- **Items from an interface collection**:
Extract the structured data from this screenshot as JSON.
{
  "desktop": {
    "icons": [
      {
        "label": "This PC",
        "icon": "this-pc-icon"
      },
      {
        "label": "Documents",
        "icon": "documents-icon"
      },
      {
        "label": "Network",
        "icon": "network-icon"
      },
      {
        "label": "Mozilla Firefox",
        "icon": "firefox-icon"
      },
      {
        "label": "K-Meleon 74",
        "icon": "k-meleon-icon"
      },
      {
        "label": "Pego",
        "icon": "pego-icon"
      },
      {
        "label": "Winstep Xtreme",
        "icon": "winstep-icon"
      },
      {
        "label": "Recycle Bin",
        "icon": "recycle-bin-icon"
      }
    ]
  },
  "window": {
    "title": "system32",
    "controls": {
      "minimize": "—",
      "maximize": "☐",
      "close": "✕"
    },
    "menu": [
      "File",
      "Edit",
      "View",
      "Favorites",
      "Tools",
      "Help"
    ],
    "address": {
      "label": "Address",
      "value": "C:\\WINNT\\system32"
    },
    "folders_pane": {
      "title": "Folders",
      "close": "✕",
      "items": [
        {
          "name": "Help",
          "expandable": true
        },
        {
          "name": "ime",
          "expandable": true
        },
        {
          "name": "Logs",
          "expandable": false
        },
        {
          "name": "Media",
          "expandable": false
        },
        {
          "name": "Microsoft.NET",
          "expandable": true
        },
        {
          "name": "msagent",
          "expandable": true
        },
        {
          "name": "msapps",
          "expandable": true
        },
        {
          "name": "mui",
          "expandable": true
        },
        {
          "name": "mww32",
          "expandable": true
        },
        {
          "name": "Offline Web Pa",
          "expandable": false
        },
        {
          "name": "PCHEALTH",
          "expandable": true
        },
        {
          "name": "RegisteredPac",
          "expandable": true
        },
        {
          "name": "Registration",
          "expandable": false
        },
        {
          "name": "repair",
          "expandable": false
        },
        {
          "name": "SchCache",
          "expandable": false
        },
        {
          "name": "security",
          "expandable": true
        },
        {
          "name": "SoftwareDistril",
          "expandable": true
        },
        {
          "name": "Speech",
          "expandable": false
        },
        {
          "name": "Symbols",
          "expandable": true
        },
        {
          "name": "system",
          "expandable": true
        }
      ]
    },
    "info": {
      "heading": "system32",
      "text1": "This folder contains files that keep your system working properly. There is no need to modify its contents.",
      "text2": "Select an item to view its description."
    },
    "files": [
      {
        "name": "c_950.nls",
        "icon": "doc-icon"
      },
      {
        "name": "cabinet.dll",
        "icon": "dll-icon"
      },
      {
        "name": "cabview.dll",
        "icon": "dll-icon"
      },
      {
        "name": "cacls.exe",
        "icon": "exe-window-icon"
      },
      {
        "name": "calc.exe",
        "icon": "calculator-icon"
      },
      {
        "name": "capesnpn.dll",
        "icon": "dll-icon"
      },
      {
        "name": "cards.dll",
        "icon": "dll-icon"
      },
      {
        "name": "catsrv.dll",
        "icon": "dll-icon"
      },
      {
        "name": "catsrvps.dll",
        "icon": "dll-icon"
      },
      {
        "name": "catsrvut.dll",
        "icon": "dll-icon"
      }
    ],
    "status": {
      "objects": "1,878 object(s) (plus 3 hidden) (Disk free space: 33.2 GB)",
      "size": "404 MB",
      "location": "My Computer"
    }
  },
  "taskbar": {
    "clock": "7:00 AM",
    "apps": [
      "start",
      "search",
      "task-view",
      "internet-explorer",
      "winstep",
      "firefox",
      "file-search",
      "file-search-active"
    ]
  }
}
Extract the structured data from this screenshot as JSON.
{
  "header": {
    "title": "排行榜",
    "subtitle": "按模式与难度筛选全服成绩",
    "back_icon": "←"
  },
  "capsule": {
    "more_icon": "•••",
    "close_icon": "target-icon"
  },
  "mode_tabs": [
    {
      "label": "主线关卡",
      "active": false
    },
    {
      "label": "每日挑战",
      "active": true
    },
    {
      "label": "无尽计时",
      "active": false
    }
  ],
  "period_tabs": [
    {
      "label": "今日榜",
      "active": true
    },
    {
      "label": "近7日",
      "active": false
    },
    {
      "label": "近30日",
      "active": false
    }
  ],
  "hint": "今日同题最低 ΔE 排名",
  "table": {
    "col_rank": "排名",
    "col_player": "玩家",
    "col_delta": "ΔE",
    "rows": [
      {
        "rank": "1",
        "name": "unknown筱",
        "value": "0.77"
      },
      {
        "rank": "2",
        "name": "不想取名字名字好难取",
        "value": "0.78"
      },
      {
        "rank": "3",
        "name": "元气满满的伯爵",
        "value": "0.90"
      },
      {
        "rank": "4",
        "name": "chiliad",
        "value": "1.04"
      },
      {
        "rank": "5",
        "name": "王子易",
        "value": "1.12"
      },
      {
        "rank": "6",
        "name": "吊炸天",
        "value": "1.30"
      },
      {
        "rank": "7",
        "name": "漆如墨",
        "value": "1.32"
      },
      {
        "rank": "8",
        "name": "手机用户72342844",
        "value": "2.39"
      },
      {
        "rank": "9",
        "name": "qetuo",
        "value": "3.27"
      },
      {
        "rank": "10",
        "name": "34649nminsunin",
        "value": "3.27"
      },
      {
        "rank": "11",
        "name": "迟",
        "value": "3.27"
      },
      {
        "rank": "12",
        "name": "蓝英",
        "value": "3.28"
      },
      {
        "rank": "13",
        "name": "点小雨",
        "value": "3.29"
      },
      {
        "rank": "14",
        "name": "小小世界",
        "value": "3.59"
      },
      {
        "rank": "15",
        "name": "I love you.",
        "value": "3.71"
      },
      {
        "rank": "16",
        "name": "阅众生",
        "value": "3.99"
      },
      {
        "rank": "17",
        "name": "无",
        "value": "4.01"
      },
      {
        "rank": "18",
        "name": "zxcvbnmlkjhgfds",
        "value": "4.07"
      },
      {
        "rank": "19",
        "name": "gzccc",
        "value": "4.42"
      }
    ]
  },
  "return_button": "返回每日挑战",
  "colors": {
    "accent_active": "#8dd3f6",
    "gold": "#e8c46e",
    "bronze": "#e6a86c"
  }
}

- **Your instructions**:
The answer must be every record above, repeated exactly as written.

- **Task result**:
Extract the structured data from this screenshot as JSON.
{
  "desktop": {
    "icons": [
      {
        "label": "This PC",
        "icon": "this-pc-icon"
      },
      {
        "label": "Documents",
        "icon": "documents-icon"
      },
      {
        "label": "Network",
        "icon": "network-icon"
      },
      {
        "label": "Mozilla Firefox",
        "icon": "firefox-icon"
      },
      {
        "label": "K-Meleon 74",
        "icon": "k-meleon-icon"
      },
      {
        "label": "Pego",
        "icon": "pego-icon"
      },
      {
        "label": "Winstep Xtreme",
        "icon": "winstep-icon"
      },
      {
        "label": "Recycle Bin",
        "icon": "recycle-bin-icon"
      }
    ]
  },
  "window": {
    "title": "system32",
    "controls": {
      "minimize": "—",
      "maximize": "☐",
      "close": "✕"
    },
    "menu": [
      "File",
      "Edit",
      "View",
      "Favorites",
      "Tools",
      "Help"
    ],
    "address": {
      "label": "Address",
      "value": "C:\\WINNT\\system32"
    },
    "folders_pane": {
      "title": "Folders",
      "close": "✕",
      "items": [
        {
          "name": "Help",
          "expandable": true
        },
        {
          "name": "ime",
          "expandable": true
        },
        {
          "name": "Logs",
          "expandable": false
        },
        {
          "name": "Media",
          "expandable": false
        },
        {
          "name": "Microsoft.NET",
          "expandable": true
        },
        {
          "name": "msagent",
          "expandable": true
        },
        {
          "name": "msapps",
          "expandable": true
        },
        {
          "name": "mui",
          "expandable": true
        },
        {
          "name": "mww32",
          "expandable": true
        },
        {
          "name": "Offline Web Pa",
          "expandable": false
        },
        {
          "name": "PCHEALTH",
          "expandable": true
        },
        {
          "name": "RegisteredPac",
          "expandable": true
        },
        {
          "name": "Registration",
          "expandable": false
        },
        {
          "name": "repair",
          "expandable": false
        },
        {
          "name": "SchCache",
          "expandable": false
        },
        {
          "name": "security",
          "expandable": true
        },
        {
          "name": "SoftwareDistril",
          "expandable": true
        },
        {
          "name": "Speech",
          "expandable": false
        },
        {
          "name": "Symbols",
          "expandable": true
        },
        {
          "name": "system",
          "expandable": true
        }
      ]
    },
    "info": {
      "heading": "system32",
      "text1": "This folder contains files that keep your system working properly. There is no need to modify its contents.",
      "text2": "Select an item to view its description."
    },
    "files": [
      {
        "name": "c_950.nls",
        "icon": "doc-icon"
      },
      {
        "name": "cabinet.dll",
        "icon": "dll-icon"
      },
      {
        "name": "cabview.dll",
        "icon": "dll-icon"
      },
      {
        "name": "cacls.exe",
        "icon": "exe-window-icon"
      },
      {
        "name": "calc.exe",
        "icon": "calculator-icon"
      },
      {
        "name": "capesnpn.dll",
        "icon": "dll-icon"
      },
      {
        "name": "cards.dll",
        "icon": "dll-icon"
      },
      {
        "name": "catsrv.dll",
        "icon": "dll-icon"
      },
      {
        "name": "catsrvps.dll",
        "icon": "dll-icon"
      },
      {
        "name": "catsrvut.dll",
        "icon": "dll-icon"
      }
    ],
    "status": {
      "objects": "1,878 object(s) (plus 3 hidden) (Disk free space: 33.2 GB)",
      "size": "404 MB",
      "location": "My Computer"
    }
  },
  "taskbar": {
    "clock": "7:00 AM",
    "apps": [
      "start",
      "search",
      "task-view",
      "internet-explorer",
      "winstep",
      "firefox",
      "file-search",
      "file-search-active"
    ]
  }
}
Extract the structured data from this screenshot as JSON.
{
  "header": {
    "title": "排行榜",
    "subtitle": "按模式与难度筛选全服成绩",
    "back_icon": "←"
  },
  "capsule": {
    "more_icon": "•••",
    "close_icon": "target-icon"
  },
  "mode_tabs": [
    {
      "label": "主线关卡",
      "active": false
    },
    {
      "label": "每日挑战",
      "active": true
    },
    {
      "label": "无尽计时",
      "active": false
    }
  ],
  "period_tabs": [
    {
      "label": "今日榜",
      "active": true
    },
    {
      "label": "近7日",
      "active": false
    },
    {
      "label": "近30日",
      "active": false
    }
  ],
  "hint": "今日同题最低 ΔE 排名",
  "table": {
    "col_rank": "排名",
    "col_player": "玩家",
    "col_delta": "ΔE",
    "rows": [
      {
        "rank": "1",
        "name": "unknown筱",
        "value": "0.77"
      },
      {
        "rank": "2",
        "name": "不想取名字名字好难取",
        "value": "0.78"
      },
      {
        "rank": "3",
        "name": "元气满满的伯爵",
        "value": "0.90"
      },
      {
        "rank": "4",
        "name": "chiliad",
        "value": "1.04"
      },
      {
        "rank": "5",
        "name": "王子易",
        "value": "1.12"
      },
      {
        "rank": "6",
        "name": "吊炸天",
        "value": "1.30"
      },
      {
        "rank": "7",
        "name": "漆如墨",
        "value": "1.32"
      },
      {
        "rank": "8",
        "name": "手机用户72342844",
        "value": "2.39"
      },
      {
        "rank": "9",
        "name": "qetuo",
        "value": "3.27"
      },
      {
        "rank": "10",
        "name": "34649nminsunin",
        "value": "3.27"
      },
      {
        "rank": "11",
        "name": "迟",
        "value": "3.27"
      },
      {
        "rank": "12",
        "name": "蓝英",
        "value": "3.28"
      },
      {
        "rank": "13",
        "name": "点小雨",
        "value": "3.29"
      },
      {
        "rank": "14",
        "name": "小小世界",
        "value": "3.59"
      },
      {
        "rank": "15",
        "name": "I love you.",
        "value": "3.71"
      },
      {
        "rank": "16",
        "name": "阅众生",
        "value": "3.99"
      },
      {
        "rank": "17",
        "name": "无",
        "value": "4.01"
      },
      {
        "rank": "18",
        "name": "zxcvbnmlkjhgfds",
        "value": "4.07"
      },
      {
        "rank": "19",
        "name": "gzccc",
        "value": "4.42"
      }
    ]
  },
  "return_button": "返回每日挑战",
  "colors": {
    "accent_active": "#8dd3f6",
    "gold": "#e8c46e",
    "bronze": "#e6a86c"
  }
}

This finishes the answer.